Griffith’s Professional Learning Hub hosted the inaugural Gifted and Talented Education Symposium at the Logan campus earlier last month.
Dr Michelle Ronksley-Pavia convened the one-day symposium, which explored effective education practices and understanding how gifted students can be best supported in classrooms and schools.
“I’ve worked with a number of schools and conducted professional development sessions for teachers, and many have expressed a need for professional learning in the area of gifted and talented education,” she said.
“Teachers generally receive very little specific training in their initial teacher education programs in Queensland, or Australia for that matter.”
Topics included definitions of gifted and talented, differentiation, setting up gifted programming and a Q & A session with the panel to discuss pertinent real-world questions.
Dr Ronksley-Pavia wanted participants to leave with a clear sense of direction and purpose — ‘What will I stop…start…continue as a result of today?’
“One of the key concepts that teachers took away was a shared understanding of the definitions of gifted and talented students from Gagné’s (2008) model that is used in Australia: Giftedness is where students’ potential is markedly beyond same-age peers in one or more of the following domains: Mental – Intellectual; Creative; Social, perceptual; and/or Physical — Muscular; Motor Control. Whereas talented students demonstrate skills/abilities that are markedly beyond same-age peers in one or more of these domains.”

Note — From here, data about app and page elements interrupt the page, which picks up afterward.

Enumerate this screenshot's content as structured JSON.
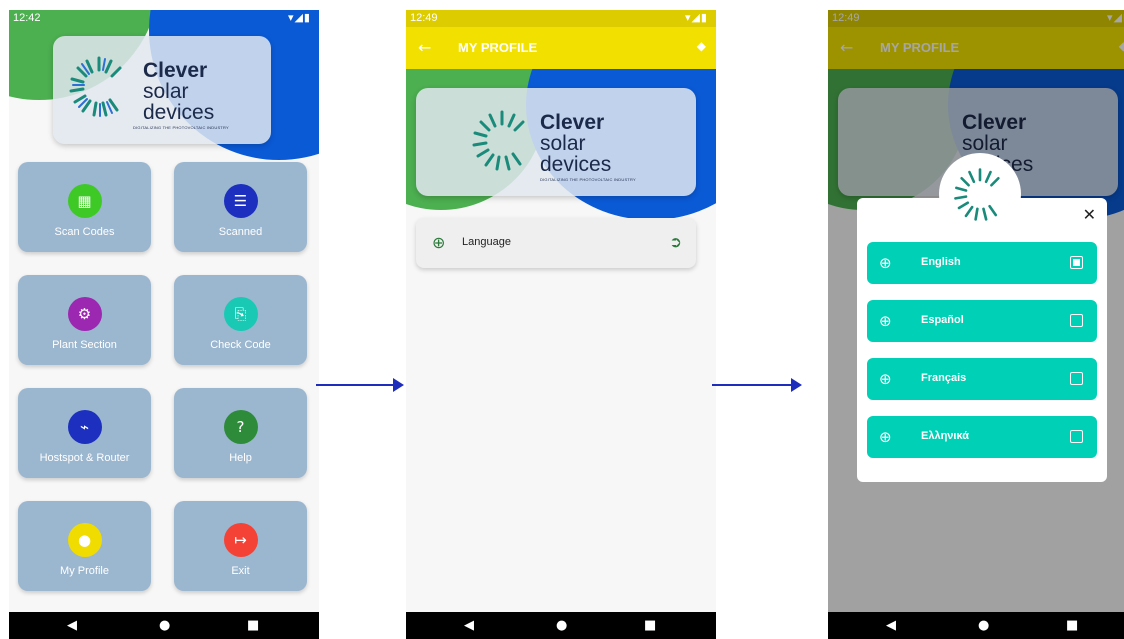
{
  "brand": {
    "line1": "Clever",
    "line2": "solar",
    "line3": "devices",
    "tagline": "DIGITALIZING THE PHOTOVOLTAIC INDUSTRY"
  },
  "colors": {
    "appbar": "#f2e100",
    "tile": "#9bb6cf",
    "accent_teal": "#00d0b6",
    "brand_green": "#4caf50",
    "brand_blue": "#0a5ad6",
    "arrow": "#1f2dbd"
  },
  "screen1": {
    "time": "12:42",
    "status_icons": "▾◢▮",
    "tiles": [
      {
        "label": "Scan Codes",
        "icon": "qr-code-icon",
        "color": "#3fc927",
        "glyph": "▦"
      },
      {
        "label": "Scanned",
        "icon": "list-icon",
        "color": "#1c2fbf",
        "glyph": "☰"
      },
      {
        "label": "Plant Section",
        "icon": "gear-icon",
        "color": "#9c27b0",
        "glyph": "⚙"
      },
      {
        "label": "Check Code",
        "icon": "clipboard-search-icon",
        "color": "#19c9b4",
        "glyph": "⎘"
      },
      {
        "label": "Hostspot & Router",
        "icon": "router-icon",
        "color": "#1c2fbf",
        "glyph": "⌁"
      },
      {
        "label": "Help",
        "icon": "help-icon",
        "color": "#2e8b3a",
        "glyph": "?"
      },
      {
        "label": "My Profile",
        "icon": "person-icon",
        "color": "#f0dc00",
        "glyph": "●"
      },
      {
        "label": "Exit",
        "icon": "exit-icon",
        "color": "#f44336",
        "glyph": "↦"
      }
    ]
  },
  "screen2": {
    "time": "12:49",
    "status_icons": "▾◢▮",
    "title": "MY PROFILE",
    "menu_item": "Language"
  },
  "screen3": {
    "time": "12:49",
    "status_icons": "▾◢▮",
    "title": "MY PROFILE",
    "close_glyph": "✕",
    "languages": [
      {
        "name": "English",
        "selected": true
      },
      {
        "name": "Español",
        "selected": false
      },
      {
        "name": "Français",
        "selected": false
      },
      {
        "name": "Ελληνικά",
        "selected": false
      }
    ]
  },
  "nav": {
    "back": "◀",
    "home": "●",
    "recent": "■"
  }
}
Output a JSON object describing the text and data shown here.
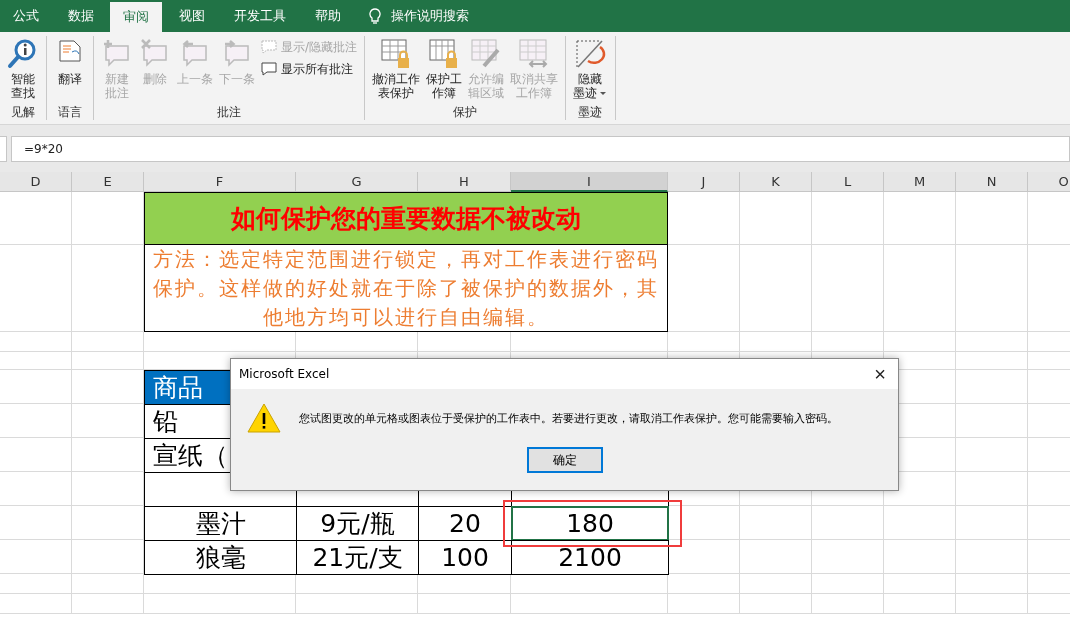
{
  "ribbon": {
    "tabs": [
      {
        "label": "公式",
        "selected": false
      },
      {
        "label": "数据",
        "selected": false
      },
      {
        "label": "审阅",
        "selected": true
      },
      {
        "label": "视图",
        "selected": false
      },
      {
        "label": "开发工具",
        "selected": false
      },
      {
        "label": "帮助",
        "selected": false
      }
    ],
    "search": {
      "label": "操作说明搜索"
    },
    "groups": [
      {
        "label": "见解",
        "buttons": [
          {
            "kind": "large",
            "label": "智能查找",
            "disabled": false
          }
        ]
      },
      {
        "label": "语言",
        "buttons": [
          {
            "kind": "large",
            "label": "翻译",
            "disabled": false
          }
        ]
      },
      {
        "label": "批注",
        "buttons": [
          {
            "kind": "large",
            "label": "新建批注",
            "disabled": true
          },
          {
            "kind": "large",
            "label": "删除",
            "disabled": true
          },
          {
            "kind": "large",
            "label": "上一条",
            "disabled": true
          },
          {
            "kind": "large",
            "label": "下一条",
            "disabled": true
          },
          {
            "kind": "small",
            "label": "显示/隐藏批注",
            "disabled": true
          },
          {
            "kind": "small",
            "label": "显示所有批注",
            "disabled": false
          }
        ]
      },
      {
        "label": "保护",
        "buttons": [
          {
            "kind": "large",
            "label": "撤消工作表保护",
            "disabled": false
          },
          {
            "kind": "large",
            "label": "保护工作簿",
            "disabled": false
          },
          {
            "kind": "large",
            "label": "允许编辑区域",
            "disabled": true
          },
          {
            "kind": "large",
            "label": "取消共享工作簿",
            "disabled": true
          }
        ]
      },
      {
        "label": "墨迹",
        "buttons": [
          {
            "kind": "menu",
            "label": "隐藏墨迹",
            "disabled": false
          }
        ]
      }
    ]
  },
  "formula_bar": {
    "value": "=9*20"
  },
  "sheet": {
    "columns": [
      {
        "label": "D",
        "selected": false
      },
      {
        "label": "E",
        "selected": false
      },
      {
        "label": "F",
        "selected": false
      },
      {
        "label": "G",
        "selected": false
      },
      {
        "label": "H",
        "selected": false
      },
      {
        "label": "I",
        "selected": true
      },
      {
        "label": "J",
        "selected": false
      },
      {
        "label": "K",
        "selected": false
      },
      {
        "label": "L",
        "selected": false
      },
      {
        "label": "M",
        "selected": false
      },
      {
        "label": "N",
        "selected": false
      },
      {
        "label": "O",
        "selected": false
      }
    ],
    "title": "如何保护您的重要数据不被改动",
    "note": "方法：选定特定范围进行锁定，再对工作表进行密码保护。这样做的好处就在于除了被保护的数据外，其他地方均可以进行自由编辑。",
    "table": {
      "rows": [
        {
          "kind": "header",
          "cells": [
            {
              "text": "商品",
              "selected": false
            }
          ]
        },
        {
          "kind": "body",
          "cells": [
            {
              "text": "铅",
              "selected": false
            }
          ]
        },
        {
          "kind": "body",
          "cells": [
            {
              "text": "宣纸（",
              "selected": false
            }
          ]
        },
        {
          "kind": "body"
        },
        {
          "kind": "body",
          "cells": [
            {
              "text": "墨汁",
              "selected": false
            },
            {
              "text": "9元/瓶",
              "selected": false
            },
            {
              "text": "20",
              "selected": false
            },
            {
              "text": "180",
              "selected": true
            }
          ]
        },
        {
          "kind": "body",
          "cells": [
            {
              "text": "狼毫",
              "selected": false
            },
            {
              "text": "21元/支",
              "selected": false
            },
            {
              "text": "100",
              "selected": false
            },
            {
              "text": "2100",
              "selected": false
            }
          ]
        }
      ]
    }
  },
  "dialog": {
    "title": "Microsoft Excel",
    "message": "您试图更改的单元格或图表位于受保护的工作表中。若要进行更改，请取消工作表保护。您可能需要输入密码。",
    "close": "×",
    "buttons": [
      {
        "label": "确定",
        "focused": true
      }
    ]
  }
}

The event was attended by over 50 educators from across the state, including Deputy Principals, Heads of Curriculum, Heads of Departments and classroom teachers.